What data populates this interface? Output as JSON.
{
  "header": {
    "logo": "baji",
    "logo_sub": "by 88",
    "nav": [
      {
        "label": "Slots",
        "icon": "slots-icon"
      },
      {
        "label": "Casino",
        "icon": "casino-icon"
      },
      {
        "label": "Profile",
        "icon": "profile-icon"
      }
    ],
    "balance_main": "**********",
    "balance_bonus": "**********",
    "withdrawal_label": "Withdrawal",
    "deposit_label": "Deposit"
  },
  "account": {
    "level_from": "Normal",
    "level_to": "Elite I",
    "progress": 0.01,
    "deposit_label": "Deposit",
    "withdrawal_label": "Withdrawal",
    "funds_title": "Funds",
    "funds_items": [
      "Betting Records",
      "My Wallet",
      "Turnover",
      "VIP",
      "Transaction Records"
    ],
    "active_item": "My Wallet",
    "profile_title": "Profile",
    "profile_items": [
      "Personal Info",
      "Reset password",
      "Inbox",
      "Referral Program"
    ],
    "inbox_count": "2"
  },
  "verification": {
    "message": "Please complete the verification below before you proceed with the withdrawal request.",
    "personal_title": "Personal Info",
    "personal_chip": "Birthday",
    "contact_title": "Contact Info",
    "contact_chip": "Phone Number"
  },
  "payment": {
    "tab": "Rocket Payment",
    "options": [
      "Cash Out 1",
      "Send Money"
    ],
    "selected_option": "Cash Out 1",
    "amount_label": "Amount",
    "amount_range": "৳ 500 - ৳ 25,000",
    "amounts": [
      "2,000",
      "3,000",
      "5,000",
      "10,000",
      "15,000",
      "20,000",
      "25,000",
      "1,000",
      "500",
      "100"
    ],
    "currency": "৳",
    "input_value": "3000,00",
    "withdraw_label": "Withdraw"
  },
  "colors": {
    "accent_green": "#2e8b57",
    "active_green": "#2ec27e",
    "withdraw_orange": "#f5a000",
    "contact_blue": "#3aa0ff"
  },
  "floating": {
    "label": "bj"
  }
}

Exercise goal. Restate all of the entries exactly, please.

Reply.
What data populates this interface? Output as JSON.
{
  "header": {
    "logo": "baji",
    "logo_sub": "by 88",
    "nav": [
      {
        "label": "Slots",
        "icon": "slots-icon"
      },
      {
        "label": "Casino",
        "icon": "casino-icon"
      },
      {
        "label": "Profile",
        "icon": "profile-icon"
      }
    ],
    "balance_main": "**********",
    "balance_bonus": "**********",
    "withdrawal_label": "Withdrawal",
    "deposit_label": "Deposit"
  },
  "account": {
    "level_from": "Normal",
    "level_to": "Elite I",
    "progress": 0.01,
    "deposit_label": "Deposit",
    "withdrawal_label": "Withdrawal",
    "funds_title": "Funds",
    "funds_items": [
      "Betting Records",
      "My Wallet",
      "Turnover",
      "VIP",
      "Transaction Records"
    ],
    "active_item": "My Wallet",
    "profile_title": "Profile",
    "profile_items": [
      "Personal Info",
      "Reset password",
      "Inbox",
      "Referral Program"
    ],
    "inbox_count": "2"
  },
  "verification": {
    "message": "Please complete the verification below before you proceed with the withdrawal request.",
    "personal_title": "Personal Info",
    "personal_chip": "Birthday",
    "contact_title": "Contact Info",
    "contact_chip": "Phone Number"
  },
  "payment": {
    "tab": "Rocket Payment",
    "options": [
      "Cash Out 1",
      "Send Money"
    ],
    "selected_option": "Cash Out 1",
    "amount_label": "Amount",
    "amount_range": "৳ 500 - ৳ 25,000",
    "amounts": [
      "2,000",
      "3,000",
      "5,000",
      "10,000",
      "15,000",
      "20,000",
      "25,000",
      "1,000",
      "500",
      "100"
    ],
    "currency": "৳",
    "input_value": "3000,00",
    "withdraw_label": "Withdraw"
  },
  "colors": {
    "accent_green": "#2e8b57",
    "active_green": "#2ec27e",
    "withdraw_orange": "#f5a000",
    "contact_blue": "#3aa0ff"
  },
  "floating": {
    "label": "bj"
  }
}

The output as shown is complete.